## AIM OF THE EXERCISE
Please output the records below word for word and omit the pictures.

## SOURCE MATERIAL
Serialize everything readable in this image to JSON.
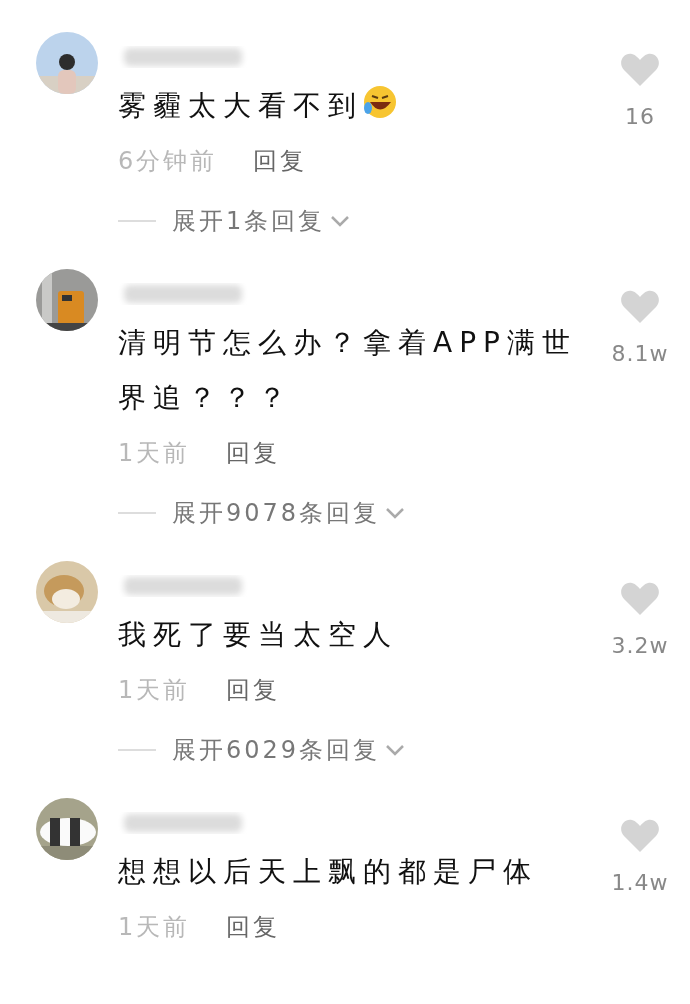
{
  "comments": [
    {
      "avatar": {
        "kind": "picture"
      },
      "content": [
        {
          "kind": "text",
          "text": "雾霾太大看不到"
        },
        {
          "kind": "emoji"
        }
      ],
      "time": "6分钟前",
      "reply": "回复",
      "liked": false,
      "likes": "16",
      "expand": "展开1条回复"
    },
    {
      "avatar": {
        "kind": "picture"
      },
      "content": [
        {
          "kind": "text",
          "text": "清明节怎么办？拿着APP满世界追？？？"
        }
      ],
      "time": "1天前",
      "reply": "回复",
      "liked": false,
      "likes": "8.1w",
      "expand": "展开9078条回复"
    },
    {
      "avatar": {
        "kind": "picture"
      },
      "content": [
        {
          "kind": "text",
          "text": "我死了要当太空人"
        }
      ],
      "time": "1天前",
      "reply": "回复",
      "liked": false,
      "likes": "3.2w",
      "expand": "展开6029条回复"
    },
    {
      "avatar": {
        "kind": "picture"
      },
      "content": [
        {
          "kind": "text",
          "text": "想想以后天上飘的都是尸体"
        }
      ],
      "time": "1天前",
      "reply": "回复",
      "liked": false,
      "likes": "1.4w"
    }
  ]
}
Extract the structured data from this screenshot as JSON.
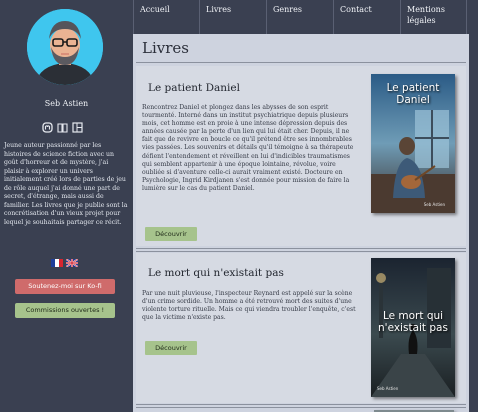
{
  "nav": {
    "items": [
      "Accueil",
      "Livres",
      "Genres",
      "Contact",
      "Mentions légales"
    ]
  },
  "sidebar": {
    "author_name": "Seb Astien",
    "bio": "Jeune auteur passionné par les histoires de science fiction avec un goût d'horreur et de mystère, j'ai plaisir à explorer un univers initialement créé lors de parties de jeu de rôle auquel j'ai donné une part de secret, d'étrange, mais aussi de familier. Les livres que je publie sont la concrétisation d'un vieux projet pour lequel je souhaitais partager ce récit.",
    "social_icons": [
      "mastodon-icon",
      "book-icon",
      "layout-icon"
    ],
    "flags": [
      "flag-fr",
      "flag-uk"
    ],
    "kofi_label": "Soutenez-moi sur Ko-fi",
    "commissions_label": "Commissions ouvertes !"
  },
  "main": {
    "title": "Livres",
    "books": [
      {
        "title": "Le patient Daniel",
        "description": "Rencontrez Daniel et plongez dans les abysses de son esprit tourmenté. Interné dans un institut psychiatrique depuis plusieurs mois, cet homme est en proie à une intense dépression depuis des années causée par la perte d'un lien qui lui était cher. Depuis, il ne fait que de revivre en boucle ce qu'il prétend être ses innombrables vies passées. Les souvenirs et détails qu'il témoigne à sa thérapeute défient l'entendement et réveillent en lui d'indicibles traumatismes qui semblent appartenir à une époque lointaine, révolue, voire oubliée si d'aventure celle-ci aurait vraiment existé. Docteure en Psychologie, Ingrid Kirdjanen s'est donnée pour mission de faire la lumière sur le cas du patient Daniel.",
        "button": "Découvrir",
        "cover_title": "Le patient Daniel",
        "cover_author": "Seb Astien"
      },
      {
        "title": "Le mort qui n'existait pas",
        "description": "Par une nuit pluvieuse, l'inspecteur Reynard est appelé sur la scène d'un crime sordide. Un homme a été retrouvé mort des suites d'une violente torture rituelle. Mais ce qui viendra troubler l'enquête, c'est que la victime n'existe pas.",
        "button": "Découvrir",
        "cover_title": "Le mort qui n'existait pas",
        "cover_author": "Seb Astien"
      }
    ]
  },
  "colors": {
    "sidebar_bg": "#3a4051",
    "main_bg": "#ced3df",
    "kofi": "#cf6b6b",
    "green_button": "#a6c38c",
    "avatar_bg": "#3fc6ee"
  }
}
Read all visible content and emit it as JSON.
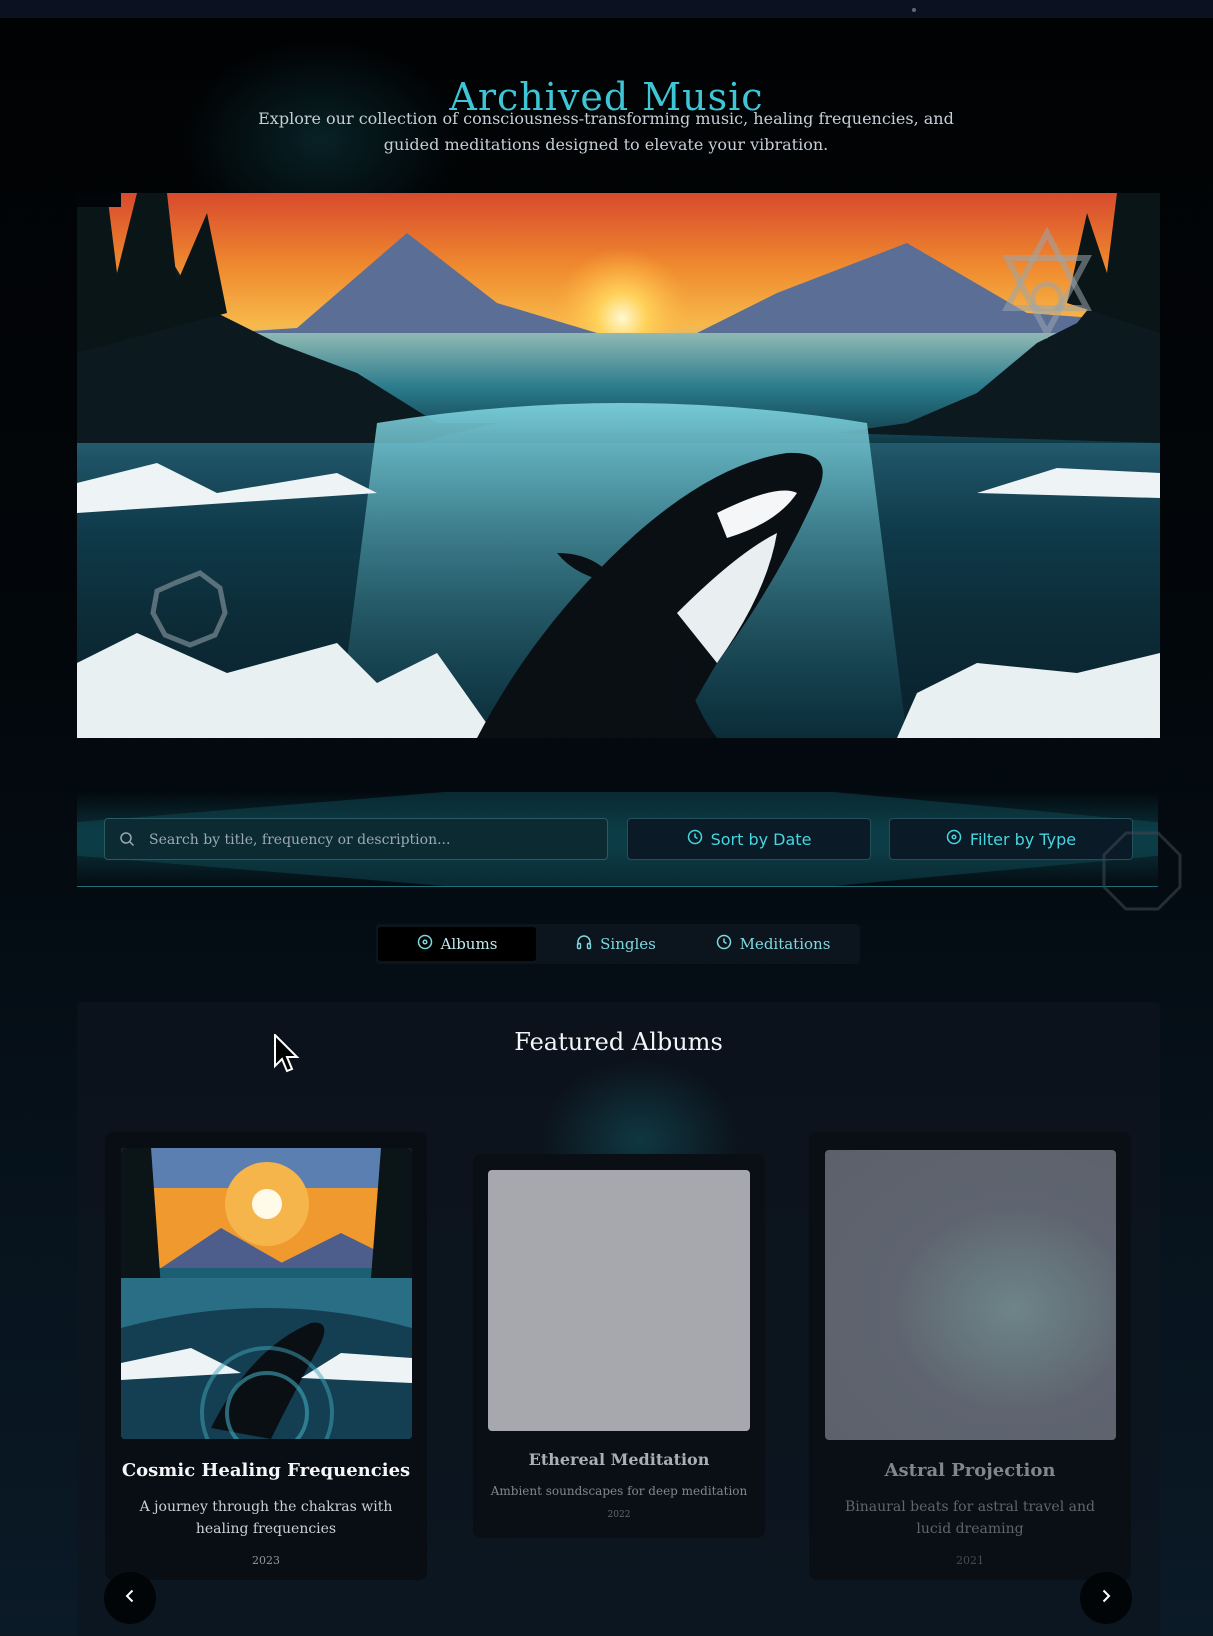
{
  "page": {
    "title": "Archived Music",
    "subtitle": "Explore our collection of consciousness-transforming music, healing frequencies, and guided meditations designed to elevate your vibration."
  },
  "hero": {
    "image": "orca-breaching-at-sunset-artwork"
  },
  "toolbar": {
    "search_placeholder": "Search by title, frequency or description...",
    "sort_label": "Sort by Date",
    "filter_label": "Filter by Type"
  },
  "tabs": [
    {
      "label": "Albums",
      "icon": "disc-icon",
      "active": true
    },
    {
      "label": "Singles",
      "icon": "headphones-icon",
      "active": false
    },
    {
      "label": "Meditations",
      "icon": "clock-icon",
      "active": false
    }
  ],
  "featured": {
    "title": "Featured Albums",
    "albums": [
      {
        "title": "Cosmic Healing Frequencies",
        "description": "A journey through the chakras with healing frequencies",
        "year": "2023"
      },
      {
        "title": "Ethereal Meditation",
        "description": "Ambient soundscapes for deep meditation",
        "year": "2022"
      },
      {
        "title": "Astral Projection",
        "description": "Binaural beats for astral travel and lucid dreaming",
        "year": "2021"
      }
    ]
  },
  "icons": {
    "search": "search-icon",
    "sort": "clock-icon",
    "filter": "disc-icon",
    "prev": "chevron-left-icon",
    "next": "chevron-right-icon"
  },
  "colors": {
    "accent": "#3fc6d6",
    "button_text": "#45d6e0",
    "background": "#02070b"
  }
}
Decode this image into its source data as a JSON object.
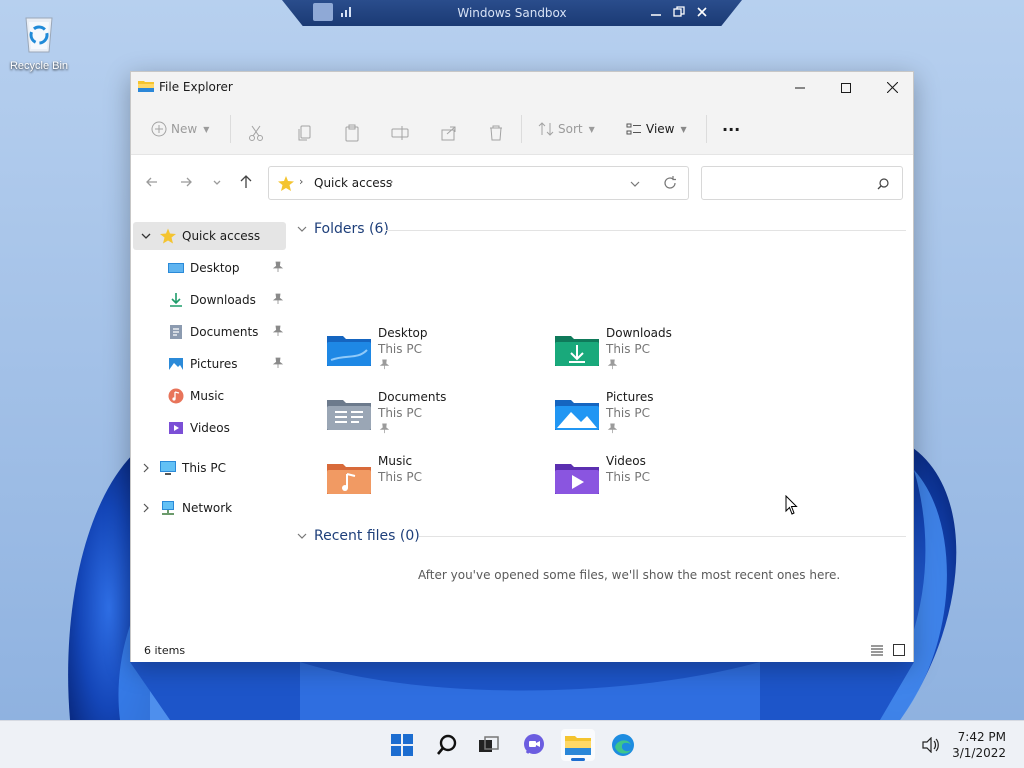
{
  "sandbox": {
    "title": "Windows Sandbox"
  },
  "desktop": {
    "recycle_bin_label": "Recycle Bin"
  },
  "window": {
    "title": "File Explorer"
  },
  "toolbar": {
    "new_label": "New",
    "sort_label": "Sort",
    "view_label": "View",
    "more_label": "···"
  },
  "address": {
    "location": "Quick access"
  },
  "search": {
    "placeholder": ""
  },
  "sidebar": {
    "quick_access": "Quick access",
    "items": [
      {
        "label": "Desktop",
        "icon": "desktop-icon"
      },
      {
        "label": "Downloads",
        "icon": "downloads-icon"
      },
      {
        "label": "Documents",
        "icon": "documents-icon"
      },
      {
        "label": "Pictures",
        "icon": "pictures-icon"
      },
      {
        "label": "Music",
        "icon": "music-icon"
      },
      {
        "label": "Videos",
        "icon": "videos-icon"
      }
    ],
    "this_pc": "This PC",
    "network": "Network"
  },
  "folders": {
    "heading": "Folders (6)",
    "items": [
      {
        "name": "Desktop",
        "location": "This PC"
      },
      {
        "name": "Downloads",
        "location": "This PC"
      },
      {
        "name": "Documents",
        "location": "This PC"
      },
      {
        "name": "Pictures",
        "location": "This PC"
      },
      {
        "name": "Music",
        "location": "This PC"
      },
      {
        "name": "Videos",
        "location": "This PC"
      }
    ]
  },
  "recent": {
    "heading": "Recent files (0)",
    "empty_message": "After you've opened some files, we'll show the most recent ones here."
  },
  "status": {
    "item_count": "6 items"
  },
  "taskbar": {
    "time": "7:42 PM",
    "date": "3/1/2022"
  },
  "colors": {
    "accent": "#1c6dd0",
    "folder_yellow": "#f4c430",
    "wallpaper": "#a9c5e8"
  }
}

## YOUR RESPONSE
Serialize everything readable in this image to JSON.
{
  "comments": [
    {
      "avatar": {
        "kind": "picture"
      },
      "content": [
        {
          "kind": "text",
          "text": "雾霾太大看不到"
        },
        {
          "kind": "emoji"
        }
      ],
      "time": "6分钟前",
      "reply": "回复",
      "liked": false,
      "likes": "16",
      "expand": "展开1条回复"
    },
    {
      "avatar": {
        "kind": "picture"
      },
      "content": [
        {
          "kind": "text",
          "text": "清明节怎么办？拿着APP满世界追？？？"
        }
      ],
      "time": "1天前",
      "reply": "回复",
      "liked": false,
      "likes": "8.1w",
      "expand": "展开9078条回复"
    },
    {
      "avatar": {
        "kind": "picture"
      },
      "content": [
        {
          "kind": "text",
          "text": "我死了要当太空人"
        }
      ],
      "time": "1天前",
      "reply": "回复",
      "liked": false,
      "likes": "3.2w",
      "expand": "展开6029条回复"
    },
    {
      "avatar": {
        "kind": "picture"
      },
      "content": [
        {
          "kind": "text",
          "text": "想想以后天上飘的都是尸体"
        }
      ],
      "time": "1天前",
      "reply": "回复",
      "liked": false,
      "likes": "1.4w"
    }
  ]
}
Extract the structured data from this screenshot as JSON.
{
  "nav": {
    "items": [
      "Accueil",
      "Livres",
      "Genres",
      "Contact",
      "Mentions légales"
    ]
  },
  "sidebar": {
    "author_name": "Seb Astien",
    "bio": "Jeune auteur passionné par les histoires de science fiction avec un goût d'horreur et de mystère, j'ai plaisir à explorer un univers initialement créé lors de parties de jeu de rôle auquel j'ai donné une part de secret, d'étrange, mais aussi de familier. Les livres que je publie sont la concrétisation d'un vieux projet pour lequel je souhaitais partager ce récit.",
    "social_icons": [
      "mastodon-icon",
      "book-icon",
      "layout-icon"
    ],
    "flags": [
      "flag-fr",
      "flag-uk"
    ],
    "kofi_label": "Soutenez-moi sur Ko-fi",
    "commissions_label": "Commissions ouvertes !"
  },
  "main": {
    "title": "Livres",
    "books": [
      {
        "title": "Le patient Daniel",
        "description": "Rencontrez Daniel et plongez dans les abysses de son esprit tourmenté. Interné dans un institut psychiatrique depuis plusieurs mois, cet homme est en proie à une intense dépression depuis des années causée par la perte d'un lien qui lui était cher. Depuis, il ne fait que de revivre en boucle ce qu'il prétend être ses innombrables vies passées. Les souvenirs et détails qu'il témoigne à sa thérapeute défient l'entendement et réveillent en lui d'indicibles traumatismes qui semblent appartenir à une époque lointaine, révolue, voire oubliée si d'aventure celle-ci aurait vraiment existé. Docteure en Psychologie, Ingrid Kirdjanen s'est donnée pour mission de faire la lumière sur le cas du patient Daniel.",
        "button": "Découvrir",
        "cover_title": "Le patient Daniel",
        "cover_author": "Seb Astien"
      },
      {
        "title": "Le mort qui n'existait pas",
        "description": "Par une nuit pluvieuse, l'inspecteur Reynard est appelé sur la scène d'un crime sordide. Un homme a été retrouvé mort des suites d'une violente torture rituelle. Mais ce qui viendra troubler l'enquête, c'est que la victime n'existe pas.",
        "button": "Découvrir",
        "cover_title": "Le mort qui n'existait pas",
        "cover_author": "Seb Astien"
      }
    ]
  },
  "colors": {
    "sidebar_bg": "#3a4051",
    "main_bg": "#ced3df",
    "kofi": "#cf6b6b",
    "green_button": "#a6c38c",
    "avatar_bg": "#3fc6ee"
  }
}
Read all visible content and emit it as JSON.
{
  "page": {
    "title": "Archived Music",
    "subtitle": "Explore our collection of consciousness-transforming music, healing frequencies, and guided meditations designed to elevate your vibration."
  },
  "hero": {
    "image": "orca-breaching-at-sunset-artwork"
  },
  "toolbar": {
    "search_placeholder": "Search by title, frequency or description...",
    "sort_label": "Sort by Date",
    "filter_label": "Filter by Type"
  },
  "tabs": [
    {
      "label": "Albums",
      "icon": "disc-icon",
      "active": true
    },
    {
      "label": "Singles",
      "icon": "headphones-icon",
      "active": false
    },
    {
      "label": "Meditations",
      "icon": "clock-icon",
      "active": false
    }
  ],
  "featured": {
    "title": "Featured Albums",
    "albums": [
      {
        "title": "Cosmic Healing Frequencies",
        "description": "A journey through the chakras with healing frequencies",
        "year": "2023"
      },
      {
        "title": "Ethereal Meditation",
        "description": "Ambient soundscapes for deep meditation",
        "year": "2022"
      },
      {
        "title": "Astral Projection",
        "description": "Binaural beats for astral travel and lucid dreaming",
        "year": "2021"
      }
    ]
  },
  "icons": {
    "search": "search-icon",
    "sort": "clock-icon",
    "filter": "disc-icon",
    "prev": "chevron-left-icon",
    "next": "chevron-right-icon"
  },
  "colors": {
    "accent": "#3fc6d6",
    "button_text": "#45d6e0",
    "background": "#02070b"
  }
}
Decode this image into its source data as a JSON object.
{
  "sandbox": {
    "title": "Windows Sandbox"
  },
  "desktop": {
    "recycle_bin_label": "Recycle Bin"
  },
  "window": {
    "title": "File Explorer"
  },
  "toolbar": {
    "new_label": "New",
    "sort_label": "Sort",
    "view_label": "View",
    "more_label": "···"
  },
  "address": {
    "location": "Quick access"
  },
  "search": {
    "placeholder": ""
  },
  "sidebar": {
    "quick_access": "Quick access",
    "items": [
      {
        "label": "Desktop",
        "icon": "desktop-icon"
      },
      {
        "label": "Downloads",
        "icon": "downloads-icon"
      },
      {
        "label": "Documents",
        "icon": "documents-icon"
      },
      {
        "label": "Pictures",
        "icon": "pictures-icon"
      },
      {
        "label": "Music",
        "icon": "music-icon"
      },
      {
        "label": "Videos",
        "icon": "videos-icon"
      }
    ],
    "this_pc": "This PC",
    "network": "Network"
  },
  "folders": {
    "heading": "Folders (6)",
    "items": [
      {
        "name": "Desktop",
        "location": "This PC"
      },
      {
        "name": "Downloads",
        "location": "This PC"
      },
      {
        "name": "Documents",
        "location": "This PC"
      },
      {
        "name": "Pictures",
        "location": "This PC"
      },
      {
        "name": "Music",
        "location": "This PC"
      },
      {
        "name": "Videos",
        "location": "This PC"
      }
    ]
  },
  "recent": {
    "heading": "Recent files (0)",
    "empty_message": "After you've opened some files, we'll show the most recent ones here."
  },
  "status": {
    "item_count": "6 items"
  },
  "taskbar": {
    "time": "7:42 PM",
    "date": "3/1/2022"
  },
  "colors": {
    "accent": "#1c6dd0",
    "folder_yellow": "#f4c430",
    "wallpaper": "#a9c5e8"
  }
}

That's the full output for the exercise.